PROBLEM DETAILS: Each entry below should be given again exactly; the pictures stay out.

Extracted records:

--

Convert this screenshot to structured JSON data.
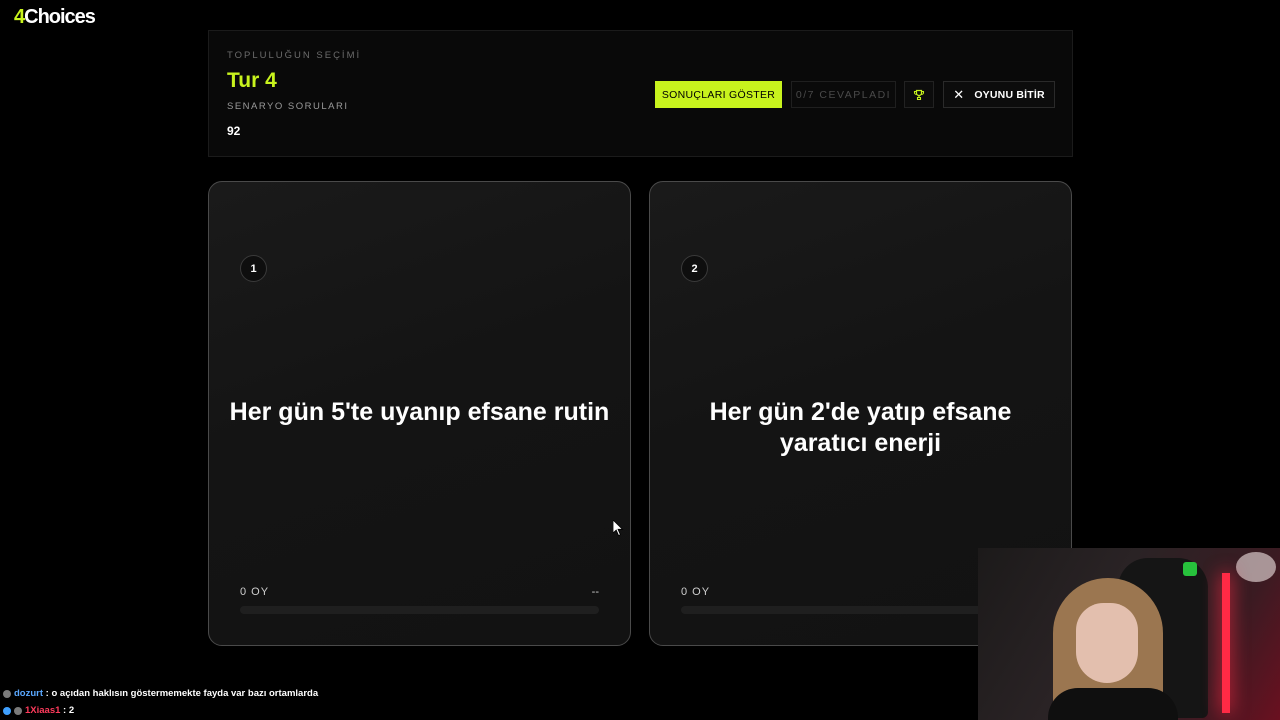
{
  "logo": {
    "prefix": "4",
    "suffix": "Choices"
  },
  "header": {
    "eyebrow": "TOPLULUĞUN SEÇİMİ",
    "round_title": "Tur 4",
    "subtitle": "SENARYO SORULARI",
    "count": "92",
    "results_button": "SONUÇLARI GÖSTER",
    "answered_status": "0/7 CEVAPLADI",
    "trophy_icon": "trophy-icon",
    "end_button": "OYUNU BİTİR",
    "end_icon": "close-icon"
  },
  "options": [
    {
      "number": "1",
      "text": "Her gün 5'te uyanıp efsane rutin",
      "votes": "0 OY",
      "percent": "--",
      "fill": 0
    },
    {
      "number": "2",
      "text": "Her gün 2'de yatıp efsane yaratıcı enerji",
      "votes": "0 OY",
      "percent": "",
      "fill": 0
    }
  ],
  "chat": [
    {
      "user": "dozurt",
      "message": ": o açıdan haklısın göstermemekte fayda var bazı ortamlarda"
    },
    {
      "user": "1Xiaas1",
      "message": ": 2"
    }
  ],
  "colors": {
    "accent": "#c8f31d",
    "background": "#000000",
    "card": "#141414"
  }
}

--

RESPONSE AREA:
Convert this screenshot to structured JSON data.
{
  "logo": {
    "prefix": "4",
    "suffix": "Choices"
  },
  "header": {
    "eyebrow": "TOPLULUĞUN SEÇİMİ",
    "round_title": "Tur 4",
    "subtitle": "SENARYO SORULARI",
    "count": "92",
    "results_button": "SONUÇLARI GÖSTER",
    "answered_status": "0/7 CEVAPLADI",
    "trophy_icon": "trophy-icon",
    "end_button": "OYUNU BİTİR",
    "end_icon": "close-icon"
  },
  "options": [
    {
      "number": "1",
      "text": "Her gün 5'te uyanıp efsane rutin",
      "votes": "0 OY",
      "percent": "--",
      "fill": 0
    },
    {
      "number": "2",
      "text": "Her gün 2'de yatıp efsane yaratıcı enerji",
      "votes": "0 OY",
      "percent": "",
      "fill": 0
    }
  ],
  "chat": [
    {
      "user": "dozurt",
      "message": ": o açıdan haklısın göstermemekte fayda var bazı ortamlarda"
    },
    {
      "user": "1Xiaas1",
      "message": ": 2"
    }
  ],
  "colors": {
    "accent": "#c8f31d",
    "background": "#000000",
    "card": "#141414"
  }
}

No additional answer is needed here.